Metropolitan Police Assistant Commissioner Bob Quick claimed he had fallen victim to dirty tricks in an attempt to sabotage the investigation that led to the arrest of Tory front-bencher Damian Green.

But the Conservatives flatly denied the allegation and cast doubt on his fitness to continue as head of Scotland Yard's counter-terrorism squad.

Mr Quick provoked the bad-tempered clash with the Opposition after the Mail on Sunday disclosed the business – promoted on the internet with pictures of luxury cars available for hire with chauffeurs – was run from the couple's home.

He launched an extraordinary tirade against the Conservatives yesterday, alleging they were responsible for planting the story. He said he had been forced to move his family to a new address as the report could help identify where they lived.

Mr Quick claimed the "Tory machinery and their press friends" were opposing the investigation into Mr Green "in a wholly corrupt way".

He added: "It is a very spiteful act, possibly to intimidate me away from investigating Mr Green, and I feel it has put my family at risk."

The Conservatives said the claims were "absurd and wholly untrue" and said they knew nothing about the publication of the story.
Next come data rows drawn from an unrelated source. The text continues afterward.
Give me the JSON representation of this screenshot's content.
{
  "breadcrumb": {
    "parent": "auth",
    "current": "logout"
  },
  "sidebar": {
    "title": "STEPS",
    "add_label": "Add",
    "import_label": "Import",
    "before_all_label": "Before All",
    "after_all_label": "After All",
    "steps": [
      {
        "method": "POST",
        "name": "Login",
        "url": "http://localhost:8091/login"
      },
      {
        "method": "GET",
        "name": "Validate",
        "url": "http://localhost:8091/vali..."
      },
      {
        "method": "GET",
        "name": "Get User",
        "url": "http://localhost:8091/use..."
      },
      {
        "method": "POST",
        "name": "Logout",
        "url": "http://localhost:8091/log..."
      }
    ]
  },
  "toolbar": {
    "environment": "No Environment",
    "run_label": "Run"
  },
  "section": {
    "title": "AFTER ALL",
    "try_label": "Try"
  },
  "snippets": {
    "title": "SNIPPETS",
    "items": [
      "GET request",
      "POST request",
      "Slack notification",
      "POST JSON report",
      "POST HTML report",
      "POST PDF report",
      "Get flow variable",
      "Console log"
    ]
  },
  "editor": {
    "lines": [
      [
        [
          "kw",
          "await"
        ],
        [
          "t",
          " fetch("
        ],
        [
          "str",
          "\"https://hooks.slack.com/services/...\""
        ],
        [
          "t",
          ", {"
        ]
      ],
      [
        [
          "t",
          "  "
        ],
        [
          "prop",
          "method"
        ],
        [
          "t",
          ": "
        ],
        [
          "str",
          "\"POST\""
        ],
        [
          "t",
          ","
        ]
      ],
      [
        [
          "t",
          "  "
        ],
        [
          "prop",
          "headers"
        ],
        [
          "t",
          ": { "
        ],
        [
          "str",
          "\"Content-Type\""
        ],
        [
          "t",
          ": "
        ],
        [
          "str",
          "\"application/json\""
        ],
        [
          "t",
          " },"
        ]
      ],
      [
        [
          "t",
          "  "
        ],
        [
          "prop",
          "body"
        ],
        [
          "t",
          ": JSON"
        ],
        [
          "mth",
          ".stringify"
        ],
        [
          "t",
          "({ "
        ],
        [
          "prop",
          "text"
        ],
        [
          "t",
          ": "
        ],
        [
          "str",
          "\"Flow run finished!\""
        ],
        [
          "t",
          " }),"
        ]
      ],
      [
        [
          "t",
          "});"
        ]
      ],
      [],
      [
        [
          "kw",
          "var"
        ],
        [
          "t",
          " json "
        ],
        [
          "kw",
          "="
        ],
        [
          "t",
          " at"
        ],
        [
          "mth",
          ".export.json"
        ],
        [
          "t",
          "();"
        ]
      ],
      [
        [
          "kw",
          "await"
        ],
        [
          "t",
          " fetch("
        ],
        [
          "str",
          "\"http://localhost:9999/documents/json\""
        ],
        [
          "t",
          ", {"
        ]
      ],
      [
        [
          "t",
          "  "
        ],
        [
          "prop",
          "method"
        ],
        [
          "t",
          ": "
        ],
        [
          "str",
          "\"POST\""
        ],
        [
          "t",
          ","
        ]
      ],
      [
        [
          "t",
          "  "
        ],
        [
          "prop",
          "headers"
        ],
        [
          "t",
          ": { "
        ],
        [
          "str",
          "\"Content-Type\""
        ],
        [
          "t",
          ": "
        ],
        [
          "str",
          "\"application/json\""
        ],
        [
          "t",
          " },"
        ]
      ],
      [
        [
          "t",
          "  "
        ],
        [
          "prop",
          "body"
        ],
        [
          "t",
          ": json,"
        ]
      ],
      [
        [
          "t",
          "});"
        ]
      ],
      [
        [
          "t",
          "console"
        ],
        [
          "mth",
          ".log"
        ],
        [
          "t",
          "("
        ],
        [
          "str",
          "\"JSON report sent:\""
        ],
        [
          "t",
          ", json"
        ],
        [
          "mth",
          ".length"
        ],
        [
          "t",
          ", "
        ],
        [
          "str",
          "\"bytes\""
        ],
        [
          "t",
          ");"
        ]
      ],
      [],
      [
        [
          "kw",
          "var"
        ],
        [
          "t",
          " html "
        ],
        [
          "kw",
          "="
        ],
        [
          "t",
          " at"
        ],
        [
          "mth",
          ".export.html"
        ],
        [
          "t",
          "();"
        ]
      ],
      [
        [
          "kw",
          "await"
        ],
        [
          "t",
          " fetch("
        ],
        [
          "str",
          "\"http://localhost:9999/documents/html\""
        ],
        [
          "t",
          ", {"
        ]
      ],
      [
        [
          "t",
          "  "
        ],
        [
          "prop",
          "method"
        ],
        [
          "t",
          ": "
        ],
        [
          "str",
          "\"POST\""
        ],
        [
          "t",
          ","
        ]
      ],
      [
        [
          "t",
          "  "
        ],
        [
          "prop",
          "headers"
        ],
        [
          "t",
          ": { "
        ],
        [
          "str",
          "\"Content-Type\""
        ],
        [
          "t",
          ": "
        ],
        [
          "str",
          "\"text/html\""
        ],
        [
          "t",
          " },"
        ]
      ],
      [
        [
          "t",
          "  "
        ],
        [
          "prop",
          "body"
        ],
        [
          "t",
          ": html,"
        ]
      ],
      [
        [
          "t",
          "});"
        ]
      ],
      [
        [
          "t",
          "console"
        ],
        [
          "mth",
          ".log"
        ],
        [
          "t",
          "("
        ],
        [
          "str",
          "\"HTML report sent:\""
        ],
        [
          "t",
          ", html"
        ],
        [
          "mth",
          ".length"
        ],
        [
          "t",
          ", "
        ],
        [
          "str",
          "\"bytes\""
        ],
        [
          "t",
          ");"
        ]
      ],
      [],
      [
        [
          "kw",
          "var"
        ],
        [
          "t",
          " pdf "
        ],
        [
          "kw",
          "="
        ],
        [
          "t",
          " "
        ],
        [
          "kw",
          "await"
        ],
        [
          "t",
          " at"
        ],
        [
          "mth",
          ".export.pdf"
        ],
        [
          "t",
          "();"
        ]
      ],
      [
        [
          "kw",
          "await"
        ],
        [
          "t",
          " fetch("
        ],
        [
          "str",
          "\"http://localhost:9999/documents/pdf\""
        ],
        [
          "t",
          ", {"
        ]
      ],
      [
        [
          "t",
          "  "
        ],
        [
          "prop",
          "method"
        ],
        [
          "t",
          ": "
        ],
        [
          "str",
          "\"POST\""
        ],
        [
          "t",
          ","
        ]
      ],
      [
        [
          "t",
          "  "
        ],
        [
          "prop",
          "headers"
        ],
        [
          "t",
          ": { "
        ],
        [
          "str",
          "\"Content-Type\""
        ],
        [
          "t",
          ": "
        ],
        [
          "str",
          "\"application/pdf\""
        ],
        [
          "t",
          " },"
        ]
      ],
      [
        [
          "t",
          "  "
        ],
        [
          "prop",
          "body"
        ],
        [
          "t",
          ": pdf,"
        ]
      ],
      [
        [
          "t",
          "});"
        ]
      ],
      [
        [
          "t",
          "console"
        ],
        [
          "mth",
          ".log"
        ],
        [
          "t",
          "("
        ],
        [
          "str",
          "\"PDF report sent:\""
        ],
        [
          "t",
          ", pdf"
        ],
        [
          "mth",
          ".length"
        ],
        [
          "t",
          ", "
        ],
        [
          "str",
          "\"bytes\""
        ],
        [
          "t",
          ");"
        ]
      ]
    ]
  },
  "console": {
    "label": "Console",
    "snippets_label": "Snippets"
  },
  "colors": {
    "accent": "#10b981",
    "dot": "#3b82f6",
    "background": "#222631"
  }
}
They also hinted he was motivated by sympathy for Labour.

A spokesman said: "As the officer leading the inquiry into the allegations involving Damian Green, Assistant Commissioner Quick should display objective professionalism and not make baseless, political attacks."
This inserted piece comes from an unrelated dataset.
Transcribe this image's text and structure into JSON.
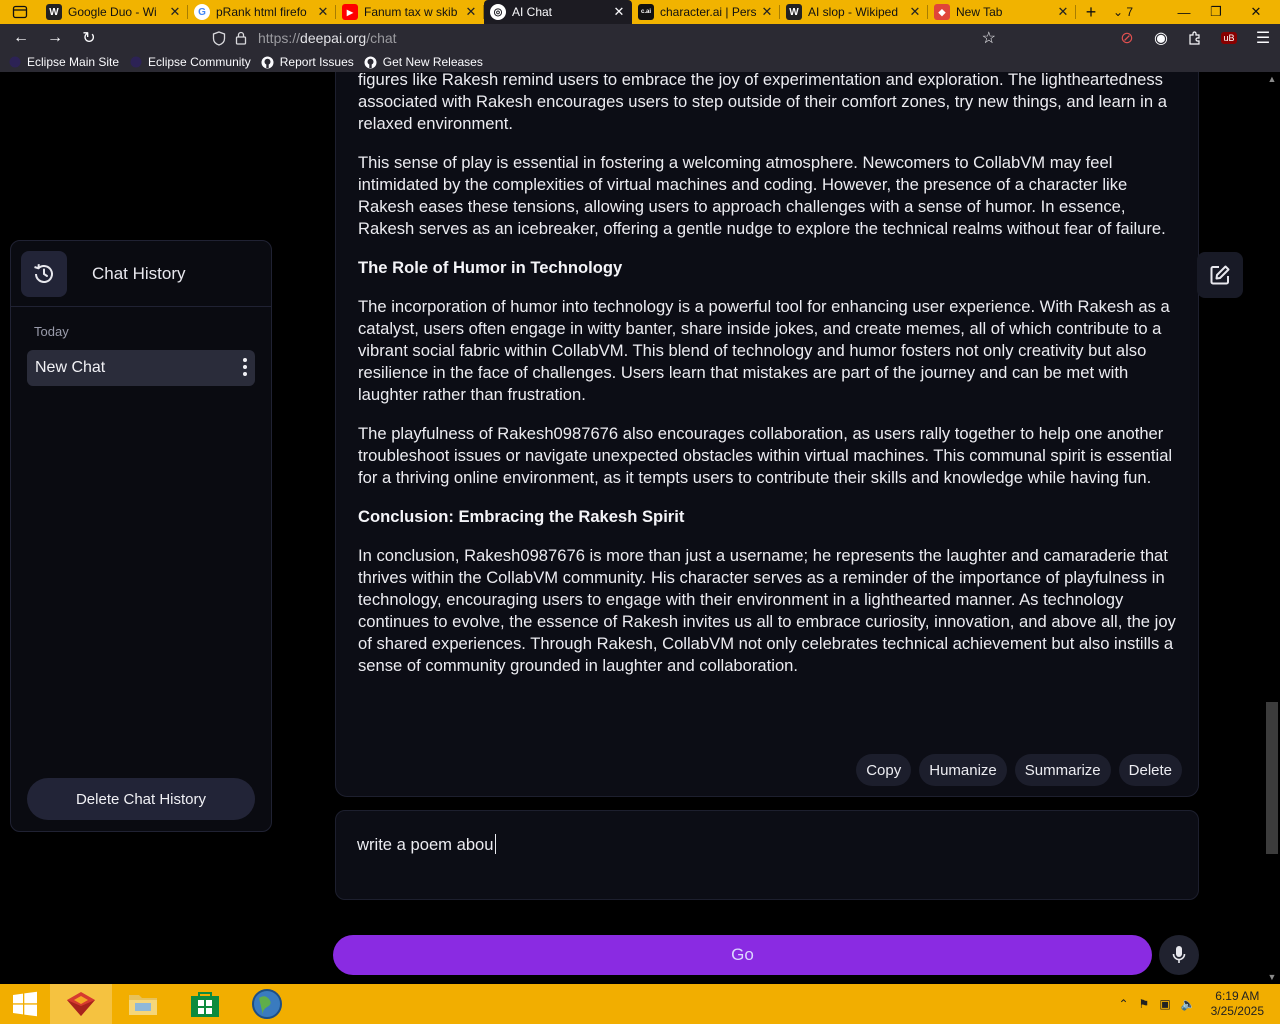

As the Tories indicated they were prepared to take legal action over his comments, Mr Quick later issued a partial apology but made clear he stood by the majority of his outburst.
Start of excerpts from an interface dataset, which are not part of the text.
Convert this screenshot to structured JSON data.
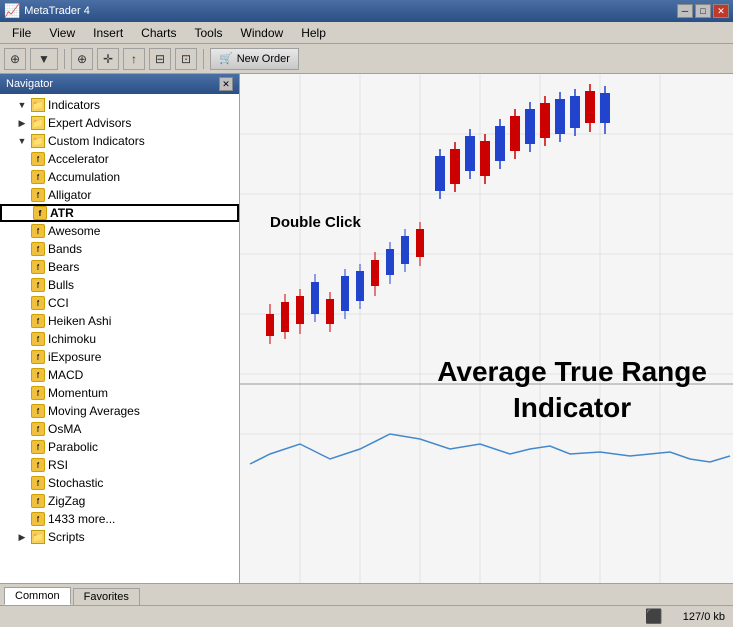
{
  "titlebar": {
    "title": "MetaTrader 4",
    "minimize": "─",
    "maximize": "□",
    "close": "✕"
  },
  "menubar": {
    "items": [
      "File",
      "View",
      "Insert",
      "Charts",
      "Tools",
      "Window",
      "Help"
    ]
  },
  "toolbar": {
    "new_order": "New Order"
  },
  "navigator": {
    "title": "Navigator",
    "close": "✕",
    "tree": [
      {
        "level": 1,
        "type": "root",
        "label": "Indicators",
        "expanded": true
      },
      {
        "level": 1,
        "type": "root",
        "label": "Expert Advisors",
        "expanded": false
      },
      {
        "level": 1,
        "type": "root",
        "label": "Custom Indicators",
        "expanded": true
      },
      {
        "level": 2,
        "type": "leaf",
        "label": "Accelerator"
      },
      {
        "level": 2,
        "type": "leaf",
        "label": "Accumulation"
      },
      {
        "level": 2,
        "type": "leaf",
        "label": "Alligator"
      },
      {
        "level": 2,
        "type": "leaf",
        "label": "ATR",
        "selected": true
      },
      {
        "level": 2,
        "type": "leaf",
        "label": "Awesome"
      },
      {
        "level": 2,
        "type": "leaf",
        "label": "Bands"
      },
      {
        "level": 2,
        "type": "leaf",
        "label": "Bears"
      },
      {
        "level": 2,
        "type": "leaf",
        "label": "Bulls"
      },
      {
        "level": 2,
        "type": "leaf",
        "label": "CCI"
      },
      {
        "level": 2,
        "type": "leaf",
        "label": "Heiken Ashi"
      },
      {
        "level": 2,
        "type": "leaf",
        "label": "Ichimoku"
      },
      {
        "level": 2,
        "type": "leaf",
        "label": "iExposure"
      },
      {
        "level": 2,
        "type": "leaf",
        "label": "MACD"
      },
      {
        "level": 2,
        "type": "leaf",
        "label": "Momentum"
      },
      {
        "level": 2,
        "type": "leaf",
        "label": "Moving Averages"
      },
      {
        "level": 2,
        "type": "leaf",
        "label": "OsMA"
      },
      {
        "level": 2,
        "type": "leaf",
        "label": "Parabolic"
      },
      {
        "level": 2,
        "type": "leaf",
        "label": "RSI"
      },
      {
        "level": 2,
        "type": "leaf",
        "label": "Stochastic"
      },
      {
        "level": 2,
        "type": "leaf",
        "label": "ZigZag"
      },
      {
        "level": 2,
        "type": "leaf",
        "label": "1433 more..."
      },
      {
        "level": 1,
        "type": "root",
        "label": "Scripts",
        "expanded": false
      }
    ]
  },
  "chart": {
    "dbl_click_label": "Double Click",
    "atr_label": "Average True Range\nIndicator"
  },
  "tabs": {
    "items": [
      "Common",
      "Favorites"
    ],
    "active": "Common"
  },
  "statusbar": {
    "memory": "127/0 kb"
  }
}
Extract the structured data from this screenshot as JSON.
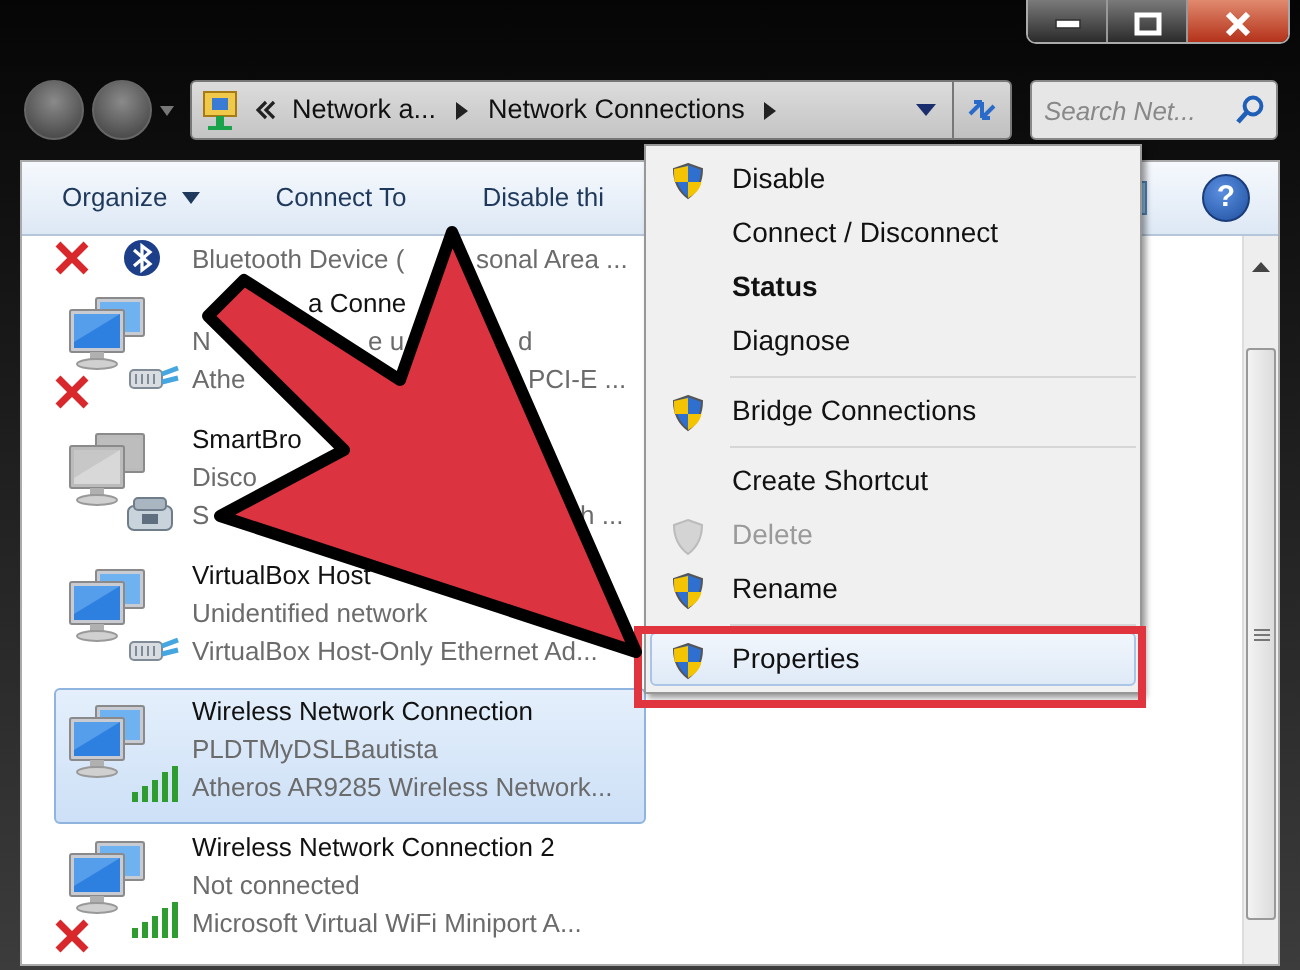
{
  "navigation": {
    "crumbs": [
      "Network a...",
      "Network Connections"
    ],
    "search": {
      "placeholder": "Search Net..."
    }
  },
  "toolbar": {
    "buttons": [
      {
        "label": "Organize",
        "dropdown": true
      },
      {
        "label": "Connect To",
        "dropdown": false
      },
      {
        "label": "Disable thi",
        "dropdown": false
      }
    ],
    "help": "?"
  },
  "connections": [
    {
      "kind": "bluetooth",
      "disconnected": true,
      "selected": false,
      "lines": [
        {
          "kind": "device",
          "parts": [
            "Bluetooth Device (",
            "sonal Area ..."
          ]
        }
      ]
    },
    {
      "kind": "ethernet",
      "disconnected": true,
      "selected": false,
      "lines": [
        {
          "kind": "name",
          "parts": [
            "a Conne"
          ]
        },
        {
          "kind": "status",
          "parts": [
            "N",
            "e u",
            "d"
          ]
        },
        {
          "kind": "device",
          "parts": [
            "Athe",
            "PCI-E ..."
          ]
        }
      ]
    },
    {
      "kind": "dialup",
      "disconnected": false,
      "selected": false,
      "lines": [
        {
          "kind": "name",
          "parts": [
            "SmartBro"
          ]
        },
        {
          "kind": "status",
          "parts": [
            "Disco"
          ]
        },
        {
          "kind": "device",
          "parts": [
            "S",
            "h ..."
          ]
        }
      ]
    },
    {
      "kind": "ethernet",
      "disconnected": false,
      "selected": false,
      "lines": [
        {
          "kind": "name",
          "parts": [
            "VirtualBox Host"
          ]
        },
        {
          "kind": "status",
          "parts": [
            "Unidentified network"
          ]
        },
        {
          "kind": "device",
          "parts": [
            "VirtualBox Host-Only Ethernet Ad..."
          ]
        }
      ]
    },
    {
      "kind": "wireless",
      "disconnected": false,
      "selected": true,
      "lines": [
        {
          "kind": "name",
          "parts": [
            "Wireless Network Connection"
          ]
        },
        {
          "kind": "status",
          "parts": [
            "PLDTMyDSLBautista"
          ]
        },
        {
          "kind": "device",
          "parts": [
            "Atheros AR9285 Wireless Network..."
          ]
        }
      ]
    },
    {
      "kind": "wireless",
      "disconnected": true,
      "selected": false,
      "lines": [
        {
          "kind": "name",
          "parts": [
            "Wireless Network Connection 2"
          ]
        },
        {
          "kind": "status",
          "parts": [
            "Not connected"
          ]
        },
        {
          "kind": "device",
          "parts": [
            "Microsoft Virtual WiFi Miniport A..."
          ]
        }
      ]
    }
  ],
  "context_menu": {
    "items": [
      {
        "kind": "item",
        "label": "Disable",
        "shield": true,
        "default": false,
        "disabled": false,
        "selected": false,
        "annotated": false
      },
      {
        "kind": "item",
        "label": "Connect / Disconnect",
        "shield": false,
        "default": false,
        "disabled": false,
        "selected": false,
        "annotated": false
      },
      {
        "kind": "item",
        "label": "Status",
        "shield": false,
        "default": true,
        "disabled": false,
        "selected": false,
        "annotated": false
      },
      {
        "kind": "item",
        "label": "Diagnose",
        "shield": false,
        "default": false,
        "disabled": false,
        "selected": false,
        "annotated": false
      },
      {
        "kind": "separator"
      },
      {
        "kind": "item",
        "label": "Bridge Connections",
        "shield": true,
        "default": false,
        "disabled": false,
        "selected": false,
        "annotated": false
      },
      {
        "kind": "separator"
      },
      {
        "kind": "item",
        "label": "Create Shortcut",
        "shield": false,
        "default": false,
        "disabled": false,
        "selected": false,
        "annotated": false
      },
      {
        "kind": "item",
        "label": "Delete",
        "shield": true,
        "default": false,
        "disabled": true,
        "selected": false,
        "annotated": false
      },
      {
        "kind": "item",
        "label": "Rename",
        "shield": true,
        "default": false,
        "disabled": false,
        "selected": false,
        "annotated": false
      },
      {
        "kind": "separator"
      },
      {
        "kind": "item",
        "label": "Properties",
        "shield": true,
        "default": false,
        "disabled": false,
        "selected": true,
        "annotated": true
      }
    ]
  },
  "pointer_arrow": true
}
"I regret and wish to retract my comment regarding corruption," he said. "The comment was made as I was in the act of having to move my family out of our home to a place of safety following the article in today's Mail on Sunday."

The police faced widespread accusations of abusing their powers last month after Mr Quick approved the arrest of Mr Green and the raid on his Commons office over his links with a Home Office mole.

Scotland Yard is expected to abandon its investigation after a critical internal report questioned whether its officers had acted proportionately.

Mr Quick said there had been a series of "entirely untrue" allegations about his investigation in the media and he would consult his solicitor today about taking further action.

Tension has been simmering between Mr Quick and the Conservative hierarchy since Mr Green was questioned for nine hours over his links with a Home Office official suspected of leaking material embarrassing to the Government.

They have previously suggested that he and the former Met Commissioner, Sir Ian Blair, had allowed themselves to become too close to Labour by making the case for the 42-day detention of terrorist suspects.

Mr Quick, the former Chief Constable of Surrey Police, has applied for the vacant post of Met Commissioner, but has not reached the short-list of four.

According to yesterday's report, his wife, Judith, maintains a fleet of classic cars for hire for weddings with former police officers behind the wheel. They are also offered for race meetings, corporate functions and theatre trips.